System 4 - Drop the current level bands as hard limits. Instead, the table could include any group of characters within some specified range (such as 3 levels, i.e. levels 1-4, 2-5, 3-6, 4-7, 5-8, 6-9, 7-10). All characters at the table must fall within that range (so you can't have 1st and 10th level characters playing together). Write the ELs for either even (2/4/6/8/10) or odd (1/3/5/7/9/11) breaks and let the table choose the EL they want to fight, perhaps with an upper bound based on the lowest-level character in the party.
This, of course, is essentially the same as the old APL system that previous campaigns used. If you set the requirements up so that they are based on the lowest-level character in the party, then you can avoid having to actually take the average character level, but functionally, it's pretty darn close. There are some very good aspects about this (I think it results in the highest probability of seating all players given a random distribution of character levels) but there are also some very bad aspects (it is far and away the most complicated, and it makes mustering harder).

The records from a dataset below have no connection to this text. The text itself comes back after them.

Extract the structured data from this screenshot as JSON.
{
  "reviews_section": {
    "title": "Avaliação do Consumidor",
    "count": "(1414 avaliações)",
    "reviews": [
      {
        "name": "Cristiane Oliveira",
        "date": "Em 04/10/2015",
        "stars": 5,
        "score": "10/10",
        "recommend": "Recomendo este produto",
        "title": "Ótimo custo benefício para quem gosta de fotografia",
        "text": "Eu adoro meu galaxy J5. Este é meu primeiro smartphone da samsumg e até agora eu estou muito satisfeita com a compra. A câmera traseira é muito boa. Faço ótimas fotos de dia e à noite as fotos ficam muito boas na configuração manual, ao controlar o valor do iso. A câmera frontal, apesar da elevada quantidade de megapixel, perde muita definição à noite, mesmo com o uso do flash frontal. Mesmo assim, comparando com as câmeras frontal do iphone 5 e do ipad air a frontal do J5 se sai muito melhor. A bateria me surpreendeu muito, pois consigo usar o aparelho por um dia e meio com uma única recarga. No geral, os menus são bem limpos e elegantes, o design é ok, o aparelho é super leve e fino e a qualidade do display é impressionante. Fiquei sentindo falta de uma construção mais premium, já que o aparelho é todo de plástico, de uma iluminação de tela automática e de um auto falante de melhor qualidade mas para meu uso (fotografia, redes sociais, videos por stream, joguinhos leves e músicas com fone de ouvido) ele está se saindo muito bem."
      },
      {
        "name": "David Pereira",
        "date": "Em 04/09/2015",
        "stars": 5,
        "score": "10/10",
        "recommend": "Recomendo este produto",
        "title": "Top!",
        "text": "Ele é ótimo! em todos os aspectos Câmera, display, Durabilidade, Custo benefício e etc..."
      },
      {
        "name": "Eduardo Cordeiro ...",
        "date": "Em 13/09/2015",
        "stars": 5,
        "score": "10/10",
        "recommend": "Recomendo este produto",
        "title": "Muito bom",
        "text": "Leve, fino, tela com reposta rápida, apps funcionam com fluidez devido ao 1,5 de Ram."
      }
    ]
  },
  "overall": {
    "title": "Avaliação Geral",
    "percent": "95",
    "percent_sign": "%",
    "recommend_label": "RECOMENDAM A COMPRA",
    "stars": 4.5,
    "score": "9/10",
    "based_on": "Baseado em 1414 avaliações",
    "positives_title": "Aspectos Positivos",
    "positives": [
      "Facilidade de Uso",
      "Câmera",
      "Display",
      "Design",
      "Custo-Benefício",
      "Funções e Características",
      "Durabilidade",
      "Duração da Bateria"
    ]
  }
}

System 5 - You could also make System 4 a free-for-all and not have any limits on who can play together or what ELs they can choose, but I think this fails to meet several of our goals. Mustering would be a lot harder than it is with the level bands, and the system is open to abuse. The prospect of a bunch of 10th levels "powerleveling" their 1st-level buddy doesn't really appeal to me. It's too much like work; especially when people can legally create higher-level characters already. So I think in this case we do need to limit what people can do, if for no other reason than to indicate that they should just create higher-level characters if that's the outcome they want. 4th Edition is designed around the notion that everyone in the party needs to be within about 3 levels of each other and of the monsters. So I list this option for completeness but I don't think it would ever be chosen.
Sorry for the length of this post. I wanted everyone to understand what we have been thinking about and the various options that we are debating. It kind of boils down to a decision tree that starts with "keep the existing level bands or not?" and then branches off to "what ELs can people choose from once they form a legal table?"
Thoughts / questions / suggestions appreciated. I can post some of the math behind some of these systems if people are interested, but the one thing that seems pretty clear to me at this point is that there is no perfect option. So ultimately what we are trying to do here is construct a system that is the least bad for the most people. We are hardly the first campaign to ever have these struggles, of course -- it's intrinsic to any campaign model that allows players to advance their PCs at different rates.
Talk to you later --